--- Records shown ---

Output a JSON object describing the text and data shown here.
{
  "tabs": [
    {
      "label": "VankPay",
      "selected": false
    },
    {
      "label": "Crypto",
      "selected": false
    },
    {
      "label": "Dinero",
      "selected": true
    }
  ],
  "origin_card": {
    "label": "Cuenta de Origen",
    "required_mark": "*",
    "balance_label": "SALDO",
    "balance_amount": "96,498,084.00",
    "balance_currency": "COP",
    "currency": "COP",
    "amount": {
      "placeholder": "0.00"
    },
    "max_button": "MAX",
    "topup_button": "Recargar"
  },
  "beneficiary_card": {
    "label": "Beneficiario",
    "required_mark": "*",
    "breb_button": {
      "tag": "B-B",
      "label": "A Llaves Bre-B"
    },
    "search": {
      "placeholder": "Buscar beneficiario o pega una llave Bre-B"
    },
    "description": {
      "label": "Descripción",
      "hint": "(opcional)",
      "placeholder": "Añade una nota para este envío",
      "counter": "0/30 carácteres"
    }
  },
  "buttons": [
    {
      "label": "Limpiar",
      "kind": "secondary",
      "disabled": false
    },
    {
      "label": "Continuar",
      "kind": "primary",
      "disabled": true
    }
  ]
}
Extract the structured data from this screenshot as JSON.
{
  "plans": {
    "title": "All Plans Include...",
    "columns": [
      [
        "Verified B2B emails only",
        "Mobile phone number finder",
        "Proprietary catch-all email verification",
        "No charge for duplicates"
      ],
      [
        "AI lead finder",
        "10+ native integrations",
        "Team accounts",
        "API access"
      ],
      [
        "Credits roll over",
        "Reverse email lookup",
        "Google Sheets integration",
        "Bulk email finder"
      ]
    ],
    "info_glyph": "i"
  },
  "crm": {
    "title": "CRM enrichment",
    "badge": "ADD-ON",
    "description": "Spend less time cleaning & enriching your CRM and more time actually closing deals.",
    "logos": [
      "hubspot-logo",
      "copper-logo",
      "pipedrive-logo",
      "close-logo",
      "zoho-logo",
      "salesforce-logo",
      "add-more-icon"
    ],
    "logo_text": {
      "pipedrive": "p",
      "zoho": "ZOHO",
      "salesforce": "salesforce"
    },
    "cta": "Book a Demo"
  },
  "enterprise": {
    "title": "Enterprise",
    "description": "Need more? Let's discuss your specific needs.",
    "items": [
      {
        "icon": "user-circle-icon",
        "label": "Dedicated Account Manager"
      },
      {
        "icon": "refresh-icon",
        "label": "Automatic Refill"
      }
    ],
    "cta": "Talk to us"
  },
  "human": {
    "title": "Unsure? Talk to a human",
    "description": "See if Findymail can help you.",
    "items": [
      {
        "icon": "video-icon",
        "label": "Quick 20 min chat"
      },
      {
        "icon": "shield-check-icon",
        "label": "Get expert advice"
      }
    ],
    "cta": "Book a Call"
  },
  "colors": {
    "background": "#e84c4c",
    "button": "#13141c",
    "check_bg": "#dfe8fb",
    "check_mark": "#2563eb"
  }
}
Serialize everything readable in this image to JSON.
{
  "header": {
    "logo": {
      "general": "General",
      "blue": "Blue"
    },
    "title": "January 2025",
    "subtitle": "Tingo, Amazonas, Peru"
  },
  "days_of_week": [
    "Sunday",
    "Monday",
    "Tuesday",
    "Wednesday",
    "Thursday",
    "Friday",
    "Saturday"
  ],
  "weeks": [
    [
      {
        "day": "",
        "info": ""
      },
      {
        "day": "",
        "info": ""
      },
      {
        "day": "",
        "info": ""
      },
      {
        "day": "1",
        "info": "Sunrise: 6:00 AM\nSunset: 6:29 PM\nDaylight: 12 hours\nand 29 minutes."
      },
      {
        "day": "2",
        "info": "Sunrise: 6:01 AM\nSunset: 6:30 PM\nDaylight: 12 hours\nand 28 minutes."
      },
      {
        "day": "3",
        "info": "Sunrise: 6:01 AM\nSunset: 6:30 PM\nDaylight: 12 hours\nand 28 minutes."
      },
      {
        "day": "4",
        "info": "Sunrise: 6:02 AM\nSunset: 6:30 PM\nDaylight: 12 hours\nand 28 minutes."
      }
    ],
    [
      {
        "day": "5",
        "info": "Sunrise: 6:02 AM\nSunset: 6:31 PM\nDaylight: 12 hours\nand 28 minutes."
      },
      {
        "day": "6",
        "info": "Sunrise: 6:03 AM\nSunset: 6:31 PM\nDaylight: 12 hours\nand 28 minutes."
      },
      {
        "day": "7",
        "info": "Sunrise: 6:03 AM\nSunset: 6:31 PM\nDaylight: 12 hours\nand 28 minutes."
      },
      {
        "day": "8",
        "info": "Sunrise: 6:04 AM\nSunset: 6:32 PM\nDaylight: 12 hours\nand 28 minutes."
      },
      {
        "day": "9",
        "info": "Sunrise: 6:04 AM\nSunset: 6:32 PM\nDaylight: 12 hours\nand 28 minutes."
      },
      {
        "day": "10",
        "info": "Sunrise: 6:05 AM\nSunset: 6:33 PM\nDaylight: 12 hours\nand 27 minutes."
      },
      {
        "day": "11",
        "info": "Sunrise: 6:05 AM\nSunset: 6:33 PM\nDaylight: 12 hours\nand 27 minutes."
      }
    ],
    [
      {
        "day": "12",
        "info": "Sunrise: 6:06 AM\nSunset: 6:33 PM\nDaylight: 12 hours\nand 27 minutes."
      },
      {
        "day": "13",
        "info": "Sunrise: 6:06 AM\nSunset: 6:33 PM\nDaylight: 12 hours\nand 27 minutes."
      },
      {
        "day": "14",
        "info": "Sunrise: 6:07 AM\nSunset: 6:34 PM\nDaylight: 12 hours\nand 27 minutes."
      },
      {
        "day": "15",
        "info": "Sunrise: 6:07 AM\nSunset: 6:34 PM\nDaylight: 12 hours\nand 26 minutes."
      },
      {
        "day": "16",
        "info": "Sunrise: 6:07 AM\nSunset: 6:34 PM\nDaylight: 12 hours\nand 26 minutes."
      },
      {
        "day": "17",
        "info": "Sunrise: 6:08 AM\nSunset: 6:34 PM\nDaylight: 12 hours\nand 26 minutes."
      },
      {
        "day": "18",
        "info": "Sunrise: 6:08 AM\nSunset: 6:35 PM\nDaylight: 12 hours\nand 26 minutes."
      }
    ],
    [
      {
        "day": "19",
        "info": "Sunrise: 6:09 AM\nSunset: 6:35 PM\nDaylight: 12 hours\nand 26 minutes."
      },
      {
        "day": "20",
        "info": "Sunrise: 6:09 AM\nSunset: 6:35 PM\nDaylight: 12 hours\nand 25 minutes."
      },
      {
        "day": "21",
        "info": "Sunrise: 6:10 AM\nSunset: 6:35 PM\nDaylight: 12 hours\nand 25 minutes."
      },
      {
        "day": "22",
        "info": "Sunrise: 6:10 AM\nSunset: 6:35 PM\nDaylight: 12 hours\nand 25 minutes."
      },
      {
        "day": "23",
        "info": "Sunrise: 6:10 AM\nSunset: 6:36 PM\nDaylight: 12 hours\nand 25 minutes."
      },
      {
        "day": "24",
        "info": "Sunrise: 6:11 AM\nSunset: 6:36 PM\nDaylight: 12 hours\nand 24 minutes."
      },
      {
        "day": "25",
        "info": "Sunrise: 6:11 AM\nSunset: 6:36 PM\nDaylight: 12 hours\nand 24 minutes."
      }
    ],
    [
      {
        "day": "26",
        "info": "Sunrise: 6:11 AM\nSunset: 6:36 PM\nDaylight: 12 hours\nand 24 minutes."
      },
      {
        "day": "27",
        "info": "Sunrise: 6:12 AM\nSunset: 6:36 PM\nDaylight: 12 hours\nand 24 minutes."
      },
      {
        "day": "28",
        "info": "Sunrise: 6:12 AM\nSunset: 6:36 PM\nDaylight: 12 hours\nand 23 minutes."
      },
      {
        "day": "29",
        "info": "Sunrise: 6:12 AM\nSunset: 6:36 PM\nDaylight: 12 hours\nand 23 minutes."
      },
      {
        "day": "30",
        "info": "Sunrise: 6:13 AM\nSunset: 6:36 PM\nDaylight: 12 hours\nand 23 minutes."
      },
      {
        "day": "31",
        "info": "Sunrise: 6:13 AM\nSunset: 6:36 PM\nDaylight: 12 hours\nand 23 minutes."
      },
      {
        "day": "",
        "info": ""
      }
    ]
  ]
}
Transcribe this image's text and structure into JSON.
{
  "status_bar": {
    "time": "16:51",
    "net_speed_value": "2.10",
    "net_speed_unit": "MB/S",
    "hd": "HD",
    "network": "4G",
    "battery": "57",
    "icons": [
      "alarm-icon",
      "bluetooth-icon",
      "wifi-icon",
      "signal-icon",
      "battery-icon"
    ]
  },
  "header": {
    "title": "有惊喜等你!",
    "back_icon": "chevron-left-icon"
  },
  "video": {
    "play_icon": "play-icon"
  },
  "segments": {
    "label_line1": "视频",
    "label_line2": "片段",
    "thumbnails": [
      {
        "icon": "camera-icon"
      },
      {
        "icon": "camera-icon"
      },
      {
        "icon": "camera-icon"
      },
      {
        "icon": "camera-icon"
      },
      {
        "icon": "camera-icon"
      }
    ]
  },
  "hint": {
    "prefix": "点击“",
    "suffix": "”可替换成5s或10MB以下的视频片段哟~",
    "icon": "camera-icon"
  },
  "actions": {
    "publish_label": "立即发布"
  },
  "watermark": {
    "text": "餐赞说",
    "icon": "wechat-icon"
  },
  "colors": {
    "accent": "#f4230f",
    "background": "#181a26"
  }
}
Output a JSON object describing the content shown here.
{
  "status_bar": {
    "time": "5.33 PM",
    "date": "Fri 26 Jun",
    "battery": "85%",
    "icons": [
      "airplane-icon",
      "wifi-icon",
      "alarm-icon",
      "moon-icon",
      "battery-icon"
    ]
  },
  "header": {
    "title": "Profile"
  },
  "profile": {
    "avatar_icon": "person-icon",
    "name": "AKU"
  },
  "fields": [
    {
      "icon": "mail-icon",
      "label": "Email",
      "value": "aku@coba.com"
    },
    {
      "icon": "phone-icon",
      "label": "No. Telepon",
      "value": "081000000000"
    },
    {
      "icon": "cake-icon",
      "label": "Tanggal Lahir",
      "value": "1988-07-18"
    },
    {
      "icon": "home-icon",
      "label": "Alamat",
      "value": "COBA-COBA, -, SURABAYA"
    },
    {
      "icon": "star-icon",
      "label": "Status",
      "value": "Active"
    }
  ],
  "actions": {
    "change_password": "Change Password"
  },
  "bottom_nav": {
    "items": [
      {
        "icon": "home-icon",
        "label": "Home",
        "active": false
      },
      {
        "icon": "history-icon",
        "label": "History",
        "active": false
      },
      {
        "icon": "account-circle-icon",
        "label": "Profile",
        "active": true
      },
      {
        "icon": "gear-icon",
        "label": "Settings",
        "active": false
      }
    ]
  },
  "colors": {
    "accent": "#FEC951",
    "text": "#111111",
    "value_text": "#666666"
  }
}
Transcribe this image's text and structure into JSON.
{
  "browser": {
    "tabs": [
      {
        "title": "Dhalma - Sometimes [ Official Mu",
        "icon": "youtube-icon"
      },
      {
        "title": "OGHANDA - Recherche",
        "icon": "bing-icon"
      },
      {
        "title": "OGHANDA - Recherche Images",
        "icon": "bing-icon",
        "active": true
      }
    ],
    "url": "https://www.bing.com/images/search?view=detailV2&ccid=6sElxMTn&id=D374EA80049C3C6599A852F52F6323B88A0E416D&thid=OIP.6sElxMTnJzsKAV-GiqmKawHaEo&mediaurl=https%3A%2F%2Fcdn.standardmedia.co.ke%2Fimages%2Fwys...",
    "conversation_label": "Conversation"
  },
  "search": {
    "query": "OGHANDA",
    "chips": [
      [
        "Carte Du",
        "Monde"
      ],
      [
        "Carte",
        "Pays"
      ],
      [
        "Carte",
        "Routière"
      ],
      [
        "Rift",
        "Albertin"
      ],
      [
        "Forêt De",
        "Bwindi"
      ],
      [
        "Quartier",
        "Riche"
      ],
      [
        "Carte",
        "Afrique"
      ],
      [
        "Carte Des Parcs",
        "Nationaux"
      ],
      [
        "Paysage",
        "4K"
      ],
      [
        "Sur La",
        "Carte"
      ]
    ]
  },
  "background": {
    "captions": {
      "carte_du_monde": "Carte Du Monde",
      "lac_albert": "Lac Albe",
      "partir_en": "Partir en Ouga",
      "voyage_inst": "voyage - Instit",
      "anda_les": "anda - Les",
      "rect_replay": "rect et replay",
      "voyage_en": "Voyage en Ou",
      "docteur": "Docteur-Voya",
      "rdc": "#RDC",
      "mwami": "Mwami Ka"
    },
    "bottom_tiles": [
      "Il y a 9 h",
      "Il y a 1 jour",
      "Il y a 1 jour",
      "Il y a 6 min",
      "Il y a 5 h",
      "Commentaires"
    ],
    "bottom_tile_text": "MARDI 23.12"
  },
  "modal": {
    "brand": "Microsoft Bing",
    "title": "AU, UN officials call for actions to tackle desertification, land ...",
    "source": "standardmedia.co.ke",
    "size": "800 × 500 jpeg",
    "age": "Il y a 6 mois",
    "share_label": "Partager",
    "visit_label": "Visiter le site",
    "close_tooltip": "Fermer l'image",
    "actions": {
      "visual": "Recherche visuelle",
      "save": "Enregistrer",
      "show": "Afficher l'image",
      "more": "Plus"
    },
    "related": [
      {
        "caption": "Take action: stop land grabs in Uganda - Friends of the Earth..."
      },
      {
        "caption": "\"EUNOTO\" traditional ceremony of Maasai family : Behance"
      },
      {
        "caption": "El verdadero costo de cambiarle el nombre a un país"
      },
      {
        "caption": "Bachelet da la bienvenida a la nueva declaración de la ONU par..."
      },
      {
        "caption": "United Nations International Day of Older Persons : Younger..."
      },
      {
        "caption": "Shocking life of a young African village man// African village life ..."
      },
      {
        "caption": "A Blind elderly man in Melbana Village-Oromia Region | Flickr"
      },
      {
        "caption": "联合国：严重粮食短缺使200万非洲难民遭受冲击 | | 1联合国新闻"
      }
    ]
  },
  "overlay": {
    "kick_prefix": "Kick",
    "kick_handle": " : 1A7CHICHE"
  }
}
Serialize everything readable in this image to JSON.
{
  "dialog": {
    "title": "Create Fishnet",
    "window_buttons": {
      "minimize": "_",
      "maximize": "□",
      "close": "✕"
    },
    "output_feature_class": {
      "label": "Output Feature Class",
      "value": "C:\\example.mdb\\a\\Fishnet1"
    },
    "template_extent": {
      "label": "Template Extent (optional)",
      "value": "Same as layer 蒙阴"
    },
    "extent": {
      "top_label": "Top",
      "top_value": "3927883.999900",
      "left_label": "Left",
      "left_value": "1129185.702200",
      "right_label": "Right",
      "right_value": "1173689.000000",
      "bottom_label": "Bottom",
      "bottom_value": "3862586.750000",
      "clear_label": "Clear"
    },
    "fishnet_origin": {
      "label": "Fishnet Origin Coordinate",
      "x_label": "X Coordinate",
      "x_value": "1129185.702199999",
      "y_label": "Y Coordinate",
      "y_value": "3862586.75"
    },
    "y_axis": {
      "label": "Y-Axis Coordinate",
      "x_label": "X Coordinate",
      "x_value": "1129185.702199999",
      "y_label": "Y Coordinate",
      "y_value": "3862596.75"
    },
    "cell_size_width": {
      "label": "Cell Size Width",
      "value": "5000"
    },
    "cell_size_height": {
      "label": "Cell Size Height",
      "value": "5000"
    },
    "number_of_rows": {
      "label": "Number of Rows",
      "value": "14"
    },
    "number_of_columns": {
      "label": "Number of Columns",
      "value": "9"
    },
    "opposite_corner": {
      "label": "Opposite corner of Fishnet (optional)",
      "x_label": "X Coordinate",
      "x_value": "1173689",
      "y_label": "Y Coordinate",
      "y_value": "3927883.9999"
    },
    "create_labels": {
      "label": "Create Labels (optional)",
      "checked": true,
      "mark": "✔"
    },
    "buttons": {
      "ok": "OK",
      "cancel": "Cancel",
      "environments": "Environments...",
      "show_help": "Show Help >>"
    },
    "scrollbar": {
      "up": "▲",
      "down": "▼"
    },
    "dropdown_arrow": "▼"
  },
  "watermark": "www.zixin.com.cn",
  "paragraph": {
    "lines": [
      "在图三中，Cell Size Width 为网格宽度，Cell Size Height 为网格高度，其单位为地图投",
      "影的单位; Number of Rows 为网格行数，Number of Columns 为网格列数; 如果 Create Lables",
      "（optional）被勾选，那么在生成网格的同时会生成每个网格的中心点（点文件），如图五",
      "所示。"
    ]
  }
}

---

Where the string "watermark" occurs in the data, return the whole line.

**Task response:**
  "watermark": {
  "watermark": "www.zixin.com.cn",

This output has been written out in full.